[RAW DATA]

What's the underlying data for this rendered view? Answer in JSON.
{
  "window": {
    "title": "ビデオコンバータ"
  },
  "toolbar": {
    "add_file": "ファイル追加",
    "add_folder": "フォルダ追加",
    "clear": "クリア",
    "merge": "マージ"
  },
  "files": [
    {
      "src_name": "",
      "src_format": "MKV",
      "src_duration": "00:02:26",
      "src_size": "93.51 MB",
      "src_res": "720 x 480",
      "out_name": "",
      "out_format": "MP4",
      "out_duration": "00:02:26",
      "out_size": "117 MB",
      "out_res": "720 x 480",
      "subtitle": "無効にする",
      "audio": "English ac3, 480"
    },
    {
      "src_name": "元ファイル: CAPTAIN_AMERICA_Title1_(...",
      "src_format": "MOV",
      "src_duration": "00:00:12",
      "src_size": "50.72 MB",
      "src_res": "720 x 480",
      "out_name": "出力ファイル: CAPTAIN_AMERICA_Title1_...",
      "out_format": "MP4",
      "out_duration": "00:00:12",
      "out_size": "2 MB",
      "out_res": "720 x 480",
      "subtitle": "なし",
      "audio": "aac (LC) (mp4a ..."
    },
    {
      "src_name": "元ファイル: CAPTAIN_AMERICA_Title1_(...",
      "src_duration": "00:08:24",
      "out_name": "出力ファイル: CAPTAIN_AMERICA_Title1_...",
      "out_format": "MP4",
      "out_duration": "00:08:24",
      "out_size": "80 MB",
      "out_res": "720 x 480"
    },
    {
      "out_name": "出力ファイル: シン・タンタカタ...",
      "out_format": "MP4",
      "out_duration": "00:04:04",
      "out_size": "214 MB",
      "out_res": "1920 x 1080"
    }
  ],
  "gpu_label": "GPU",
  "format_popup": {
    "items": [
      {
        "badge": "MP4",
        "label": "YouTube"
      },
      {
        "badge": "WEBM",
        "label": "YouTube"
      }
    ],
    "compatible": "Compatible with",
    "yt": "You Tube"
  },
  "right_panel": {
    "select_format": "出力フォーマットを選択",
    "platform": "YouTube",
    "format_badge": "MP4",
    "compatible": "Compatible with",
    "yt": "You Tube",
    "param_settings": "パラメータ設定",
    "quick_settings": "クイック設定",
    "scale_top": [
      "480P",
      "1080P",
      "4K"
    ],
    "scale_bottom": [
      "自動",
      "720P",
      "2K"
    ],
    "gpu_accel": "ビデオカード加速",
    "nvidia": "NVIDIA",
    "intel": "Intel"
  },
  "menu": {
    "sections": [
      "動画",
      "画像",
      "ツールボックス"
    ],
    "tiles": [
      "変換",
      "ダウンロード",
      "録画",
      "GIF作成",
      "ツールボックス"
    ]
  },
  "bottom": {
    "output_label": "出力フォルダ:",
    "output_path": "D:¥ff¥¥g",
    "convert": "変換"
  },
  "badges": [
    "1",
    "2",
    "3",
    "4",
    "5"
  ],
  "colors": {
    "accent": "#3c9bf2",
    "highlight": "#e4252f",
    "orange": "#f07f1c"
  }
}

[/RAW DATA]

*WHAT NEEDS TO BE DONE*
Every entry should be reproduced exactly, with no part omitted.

*WRITTEN ANSWER*
What's the underlying data for this rendered view? Answer in JSON.
{
  "window": {
    "title": "ビデオコンバータ"
  },
  "toolbar": {
    "add_file": "ファイル追加",
    "add_folder": "フォルダ追加",
    "clear": "クリア",
    "merge": "マージ"
  },
  "files": [
    {
      "src_name": "",
      "src_format": "MKV",
      "src_duration": "00:02:26",
      "src_size": "93.51 MB",
      "src_res": "720 x 480",
      "out_name": "",
      "out_format": "MP4",
      "out_duration": "00:02:26",
      "out_size": "117 MB",
      "out_res": "720 x 480",
      "subtitle": "無効にする",
      "audio": "English ac3, 480"
    },
    {
      "src_name": "元ファイル: CAPTAIN_AMERICA_Title1_(...",
      "src_format": "MOV",
      "src_duration": "00:00:12",
      "src_size": "50.72 MB",
      "src_res": "720 x 480",
      "out_name": "出力ファイル: CAPTAIN_AMERICA_Title1_...",
      "out_format": "MP4",
      "out_duration": "00:00:12",
      "out_size": "2 MB",
      "out_res": "720 x 480",
      "subtitle": "なし",
      "audio": "aac (LC) (mp4a ..."
    },
    {
      "src_name": "元ファイル: CAPTAIN_AMERICA_Title1_(...",
      "src_duration": "00:08:24",
      "out_name": "出力ファイル: CAPTAIN_AMERICA_Title1_...",
      "out_format": "MP4",
      "out_duration": "00:08:24",
      "out_size": "80 MB",
      "out_res": "720 x 480"
    },
    {
      "out_name": "出力ファイル: シン・タンタカタ...",
      "out_format": "MP4",
      "out_duration": "00:04:04",
      "out_size": "214 MB",
      "out_res": "1920 x 1080"
    }
  ],
  "gpu_label": "GPU",
  "format_popup": {
    "items": [
      {
        "badge": "MP4",
        "label": "YouTube"
      },
      {
        "badge": "WEBM",
        "label": "YouTube"
      }
    ],
    "compatible": "Compatible with",
    "yt": "You Tube"
  },
  "right_panel": {
    "select_format": "出力フォーマットを選択",
    "platform": "YouTube",
    "format_badge": "MP4",
    "compatible": "Compatible with",
    "yt": "You Tube",
    "param_settings": "パラメータ設定",
    "quick_settings": "クイック設定",
    "scale_top": [
      "480P",
      "1080P",
      "4K"
    ],
    "scale_bottom": [
      "自動",
      "720P",
      "2K"
    ],
    "gpu_accel": "ビデオカード加速",
    "nvidia": "NVIDIA",
    "intel": "Intel"
  },
  "menu": {
    "sections": [
      "動画",
      "画像",
      "ツールボックス"
    ],
    "tiles": [
      "変換",
      "ダウンロード",
      "録画",
      "GIF作成",
      "ツールボックス"
    ]
  },
  "bottom": {
    "output_label": "出力フォルダ:",
    "output_path": "D:¥ff¥¥g",
    "convert": "変換"
  },
  "badges": [
    "1",
    "2",
    "3",
    "4",
    "5"
  ],
  "colors": {
    "accent": "#3c9bf2",
    "highlight": "#e4252f",
    "orange": "#f07f1c"
  }
}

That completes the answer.